Copy every line below precisely, leaving nothing out.

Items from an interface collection
----

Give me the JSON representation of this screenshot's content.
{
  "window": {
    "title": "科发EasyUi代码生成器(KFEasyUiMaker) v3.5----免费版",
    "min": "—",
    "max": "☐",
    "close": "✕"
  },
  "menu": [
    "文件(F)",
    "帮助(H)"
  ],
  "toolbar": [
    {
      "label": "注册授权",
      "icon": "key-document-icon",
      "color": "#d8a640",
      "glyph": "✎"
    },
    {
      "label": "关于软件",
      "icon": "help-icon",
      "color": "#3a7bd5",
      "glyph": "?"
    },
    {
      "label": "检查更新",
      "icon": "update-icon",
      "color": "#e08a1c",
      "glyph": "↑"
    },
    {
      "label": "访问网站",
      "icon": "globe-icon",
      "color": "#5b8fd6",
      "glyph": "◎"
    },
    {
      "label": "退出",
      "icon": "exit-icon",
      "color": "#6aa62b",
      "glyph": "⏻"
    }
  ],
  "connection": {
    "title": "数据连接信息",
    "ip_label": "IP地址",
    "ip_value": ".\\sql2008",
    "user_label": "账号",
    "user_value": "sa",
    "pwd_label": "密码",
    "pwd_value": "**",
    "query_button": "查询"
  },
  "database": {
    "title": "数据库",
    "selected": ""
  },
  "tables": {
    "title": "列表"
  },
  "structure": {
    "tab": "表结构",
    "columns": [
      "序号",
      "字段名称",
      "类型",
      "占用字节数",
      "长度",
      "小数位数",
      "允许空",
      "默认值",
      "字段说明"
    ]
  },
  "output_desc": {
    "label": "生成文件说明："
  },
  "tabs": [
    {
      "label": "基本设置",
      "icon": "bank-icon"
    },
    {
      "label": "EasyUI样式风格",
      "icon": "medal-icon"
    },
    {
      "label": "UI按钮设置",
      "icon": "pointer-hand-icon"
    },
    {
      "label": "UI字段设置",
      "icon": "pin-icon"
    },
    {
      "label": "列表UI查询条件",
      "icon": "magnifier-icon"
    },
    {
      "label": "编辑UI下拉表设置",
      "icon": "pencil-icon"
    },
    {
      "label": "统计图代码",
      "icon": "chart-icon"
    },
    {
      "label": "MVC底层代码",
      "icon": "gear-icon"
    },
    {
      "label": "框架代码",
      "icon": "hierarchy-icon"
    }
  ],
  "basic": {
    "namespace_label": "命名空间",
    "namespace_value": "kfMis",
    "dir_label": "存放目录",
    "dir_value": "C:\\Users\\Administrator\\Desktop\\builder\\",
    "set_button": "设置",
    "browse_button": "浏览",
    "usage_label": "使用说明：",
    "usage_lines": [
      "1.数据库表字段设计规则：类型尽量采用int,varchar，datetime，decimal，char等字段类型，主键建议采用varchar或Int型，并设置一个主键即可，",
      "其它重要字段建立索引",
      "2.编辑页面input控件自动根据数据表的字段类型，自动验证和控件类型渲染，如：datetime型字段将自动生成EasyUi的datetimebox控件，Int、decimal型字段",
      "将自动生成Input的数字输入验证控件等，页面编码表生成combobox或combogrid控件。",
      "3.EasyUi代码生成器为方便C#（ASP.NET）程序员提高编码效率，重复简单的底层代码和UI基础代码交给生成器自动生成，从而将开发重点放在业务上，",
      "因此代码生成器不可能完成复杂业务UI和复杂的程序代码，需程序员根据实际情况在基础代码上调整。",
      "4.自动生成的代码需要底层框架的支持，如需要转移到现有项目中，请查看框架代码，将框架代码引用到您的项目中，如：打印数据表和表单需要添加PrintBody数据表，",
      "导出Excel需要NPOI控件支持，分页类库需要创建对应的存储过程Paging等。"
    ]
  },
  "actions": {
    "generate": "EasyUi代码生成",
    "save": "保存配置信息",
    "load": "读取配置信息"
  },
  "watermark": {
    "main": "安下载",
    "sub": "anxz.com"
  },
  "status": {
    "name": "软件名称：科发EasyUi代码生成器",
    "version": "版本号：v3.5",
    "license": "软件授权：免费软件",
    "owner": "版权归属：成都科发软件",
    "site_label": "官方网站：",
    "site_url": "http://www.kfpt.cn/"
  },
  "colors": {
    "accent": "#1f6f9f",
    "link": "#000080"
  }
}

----

WRITTEN RESPONSE:
Give me the JSON representation of this screenshot's content.
{
  "window": {
    "title": "科发EasyUi代码生成器(KFEasyUiMaker) v3.5----免费版",
    "min": "—",
    "max": "☐",
    "close": "✕"
  },
  "menu": [
    "文件(F)",
    "帮助(H)"
  ],
  "toolbar": [
    {
      "label": "注册授权",
      "icon": "key-document-icon",
      "color": "#d8a640",
      "glyph": "✎"
    },
    {
      "label": "关于软件",
      "icon": "help-icon",
      "color": "#3a7bd5",
      "glyph": "?"
    },
    {
      "label": "检查更新",
      "icon": "update-icon",
      "color": "#e08a1c",
      "glyph": "↑"
    },
    {
      "label": "访问网站",
      "icon": "globe-icon",
      "color": "#5b8fd6",
      "glyph": "◎"
    },
    {
      "label": "退出",
      "icon": "exit-icon",
      "color": "#6aa62b",
      "glyph": "⏻"
    }
  ],
  "connection": {
    "title": "数据连接信息",
    "ip_label": "IP地址",
    "ip_value": ".\\sql2008",
    "user_label": "账号",
    "user_value": "sa",
    "pwd_label": "密码",
    "pwd_value": "**",
    "query_button": "查询"
  },
  "database": {
    "title": "数据库",
    "selected": ""
  },
  "tables": {
    "title": "列表"
  },
  "structure": {
    "tab": "表结构",
    "columns": [
      "序号",
      "字段名称",
      "类型",
      "占用字节数",
      "长度",
      "小数位数",
      "允许空",
      "默认值",
      "字段说明"
    ]
  },
  "output_desc": {
    "label": "生成文件说明："
  },
  "tabs": [
    {
      "label": "基本设置",
      "icon": "bank-icon"
    },
    {
      "label": "EasyUI样式风格",
      "icon": "medal-icon"
    },
    {
      "label": "UI按钮设置",
      "icon": "pointer-hand-icon"
    },
    {
      "label": "UI字段设置",
      "icon": "pin-icon"
    },
    {
      "label": "列表UI查询条件",
      "icon": "magnifier-icon"
    },
    {
      "label": "编辑UI下拉表设置",
      "icon": "pencil-icon"
    },
    {
      "label": "统计图代码",
      "icon": "chart-icon"
    },
    {
      "label": "MVC底层代码",
      "icon": "gear-icon"
    },
    {
      "label": "框架代码",
      "icon": "hierarchy-icon"
    }
  ],
  "basic": {
    "namespace_label": "命名空间",
    "namespace_value": "kfMis",
    "dir_label": "存放目录",
    "dir_value": "C:\\Users\\Administrator\\Desktop\\builder\\",
    "set_button": "设置",
    "browse_button": "浏览",
    "usage_label": "使用说明：",
    "usage_lines": [
      "1.数据库表字段设计规则：类型尽量采用int,varchar，datetime，decimal，char等字段类型，主键建议采用varchar或Int型，并设置一个主键即可，",
      "其它重要字段建立索引",
      "2.编辑页面input控件自动根据数据表的字段类型，自动验证和控件类型渲染，如：datetime型字段将自动生成EasyUi的datetimebox控件，Int、decimal型字段",
      "将自动生成Input的数字输入验证控件等，页面编码表生成combobox或combogrid控件。",
      "3.EasyUi代码生成器为方便C#（ASP.NET）程序员提高编码效率，重复简单的底层代码和UI基础代码交给生成器自动生成，从而将开发重点放在业务上，",
      "因此代码生成器不可能完成复杂业务UI和复杂的程序代码，需程序员根据实际情况在基础代码上调整。",
      "4.自动生成的代码需要底层框架的支持，如需要转移到现有项目中，请查看框架代码，将框架代码引用到您的项目中，如：打印数据表和表单需要添加PrintBody数据表，",
      "导出Excel需要NPOI控件支持，分页类库需要创建对应的存储过程Paging等。"
    ]
  },
  "actions": {
    "generate": "EasyUi代码生成",
    "save": "保存配置信息",
    "load": "读取配置信息"
  },
  "watermark": {
    "main": "安下载",
    "sub": "anxz.com"
  },
  "status": {
    "name": "软件名称：科发EasyUi代码生成器",
    "version": "版本号：v3.5",
    "license": "软件授权：免费软件",
    "owner": "版权归属：成都科发软件",
    "site_label": "官方网站：",
    "site_url": "http://www.kfpt.cn/"
  },
  "colors": {
    "accent": "#1f6f9f",
    "link": "#000080"
  }
}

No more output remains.